─── Data to process ───

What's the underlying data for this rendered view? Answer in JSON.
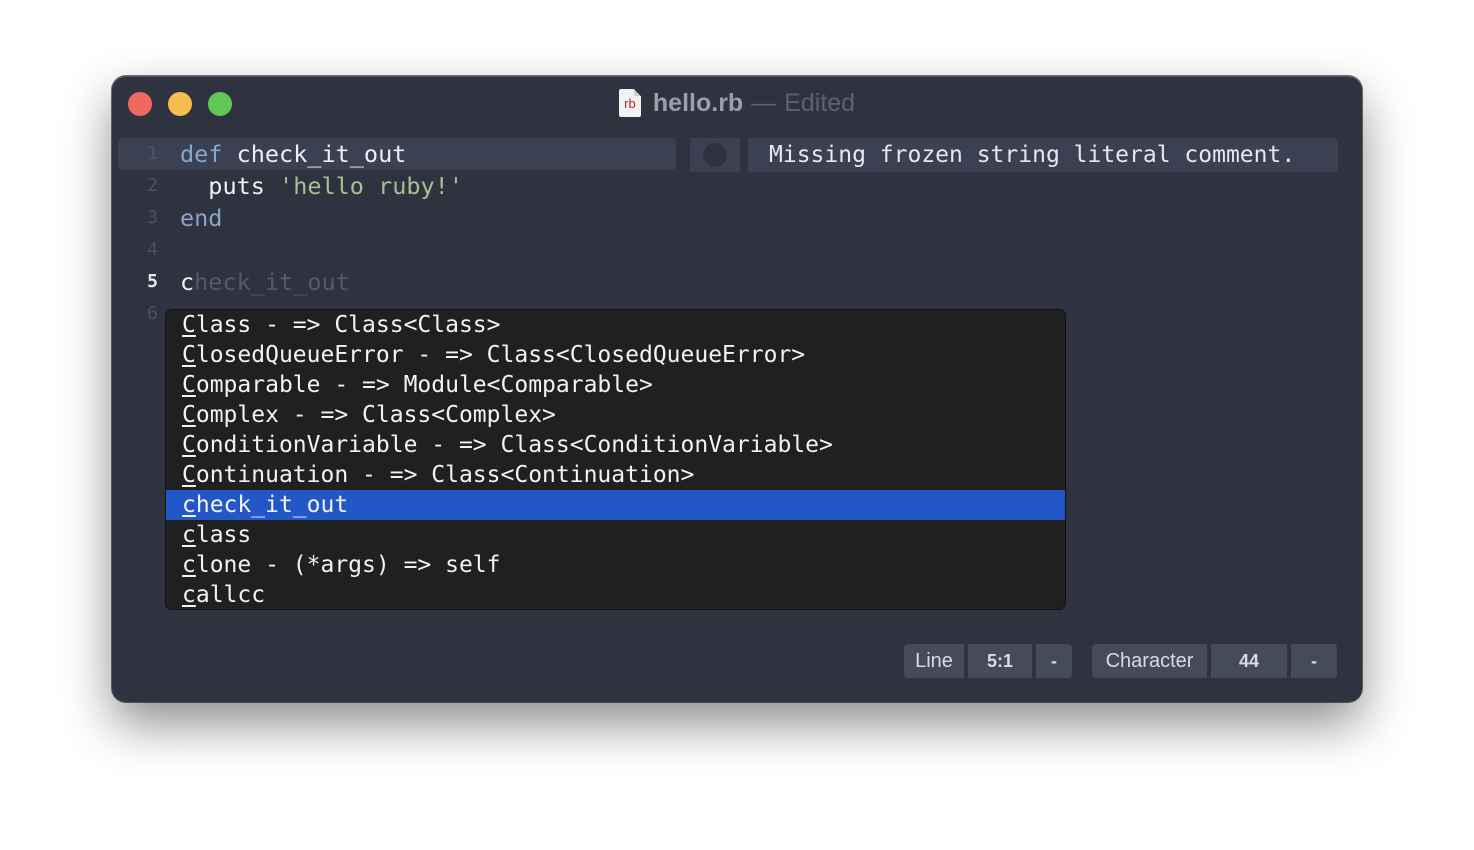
{
  "window": {
    "title": "hello.rb",
    "separator": "—",
    "status": "Edited",
    "file_icon_label": "rb",
    "colors": {
      "close": "#ee6a5f",
      "minimize": "#f5be4f",
      "maximize": "#62c654"
    }
  },
  "editor": {
    "lines": [
      {
        "number": "1",
        "tokens": [
          {
            "text": "def",
            "type": "kw"
          },
          {
            "text": " check_it_out",
            "type": "ident"
          }
        ]
      },
      {
        "number": "2",
        "tokens": [
          {
            "text": "  puts ",
            "type": "ident"
          },
          {
            "text": "'hello ruby!'",
            "type": "str"
          }
        ]
      },
      {
        "number": "3",
        "tokens": [
          {
            "text": "end",
            "type": "kw"
          }
        ]
      },
      {
        "number": "4",
        "tokens": []
      },
      {
        "number": "5",
        "tokens": [
          {
            "text": "c",
            "type": "ident"
          },
          {
            "text": "heck_it_out",
            "type": "ghost"
          }
        ]
      },
      {
        "number": "6",
        "tokens": []
      }
    ],
    "current_line": "5",
    "diagnostic": "Missing frozen string literal comment."
  },
  "completion": {
    "items": [
      {
        "first": "C",
        "rest": "lass - => Class<Class>"
      },
      {
        "first": "C",
        "rest": "losedQueueError - => Class<ClosedQueueError>"
      },
      {
        "first": "C",
        "rest": "omparable - => Module<Comparable>"
      },
      {
        "first": "C",
        "rest": "omplex - => Class<Complex>"
      },
      {
        "first": "C",
        "rest": "onditionVariable - => Class<ConditionVariable>"
      },
      {
        "first": "C",
        "rest": "ontinuation - => Class<Continuation>"
      },
      {
        "first": "c",
        "rest": "heck_it_out"
      },
      {
        "first": "c",
        "rest": "lass"
      },
      {
        "first": "c",
        "rest": "lone - (*args) => self"
      },
      {
        "first": "c",
        "rest": "allcc"
      }
    ],
    "selected_index": 6,
    "selection_color": "#2356c7"
  },
  "statusbar": {
    "line_label": "Line",
    "line_value": "5:1",
    "line_extra": "-",
    "char_label": "Character",
    "char_value": "44",
    "char_extra": "-"
  }
}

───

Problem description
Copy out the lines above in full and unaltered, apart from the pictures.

Your response
What's the underlying data for this rendered view? Answer in JSON.
{
  "window": {
    "title": "hello.rb",
    "separator": "—",
    "status": "Edited",
    "file_icon_label": "rb",
    "colors": {
      "close": "#ee6a5f",
      "minimize": "#f5be4f",
      "maximize": "#62c654"
    }
  },
  "editor": {
    "lines": [
      {
        "number": "1",
        "tokens": [
          {
            "text": "def",
            "type": "kw"
          },
          {
            "text": " check_it_out",
            "type": "ident"
          }
        ]
      },
      {
        "number": "2",
        "tokens": [
          {
            "text": "  puts ",
            "type": "ident"
          },
          {
            "text": "'hello ruby!'",
            "type": "str"
          }
        ]
      },
      {
        "number": "3",
        "tokens": [
          {
            "text": "end",
            "type": "kw"
          }
        ]
      },
      {
        "number": "4",
        "tokens": []
      },
      {
        "number": "5",
        "tokens": [
          {
            "text": "c",
            "type": "ident"
          },
          {
            "text": "heck_it_out",
            "type": "ghost"
          }
        ]
      },
      {
        "number": "6",
        "tokens": []
      }
    ],
    "current_line": "5",
    "diagnostic": "Missing frozen string literal comment."
  },
  "completion": {
    "items": [
      {
        "first": "C",
        "rest": "lass - => Class<Class>"
      },
      {
        "first": "C",
        "rest": "losedQueueError - => Class<ClosedQueueError>"
      },
      {
        "first": "C",
        "rest": "omparable - => Module<Comparable>"
      },
      {
        "first": "C",
        "rest": "omplex - => Class<Complex>"
      },
      {
        "first": "C",
        "rest": "onditionVariable - => Class<ConditionVariable>"
      },
      {
        "first": "C",
        "rest": "ontinuation - => Class<Continuation>"
      },
      {
        "first": "c",
        "rest": "heck_it_out"
      },
      {
        "first": "c",
        "rest": "lass"
      },
      {
        "first": "c",
        "rest": "lone - (*args) => self"
      },
      {
        "first": "c",
        "rest": "allcc"
      }
    ],
    "selected_index": 6,
    "selection_color": "#2356c7"
  },
  "statusbar": {
    "line_label": "Line",
    "line_value": "5:1",
    "line_extra": "-",
    "char_label": "Character",
    "char_value": "44",
    "char_extra": "-"
  }
}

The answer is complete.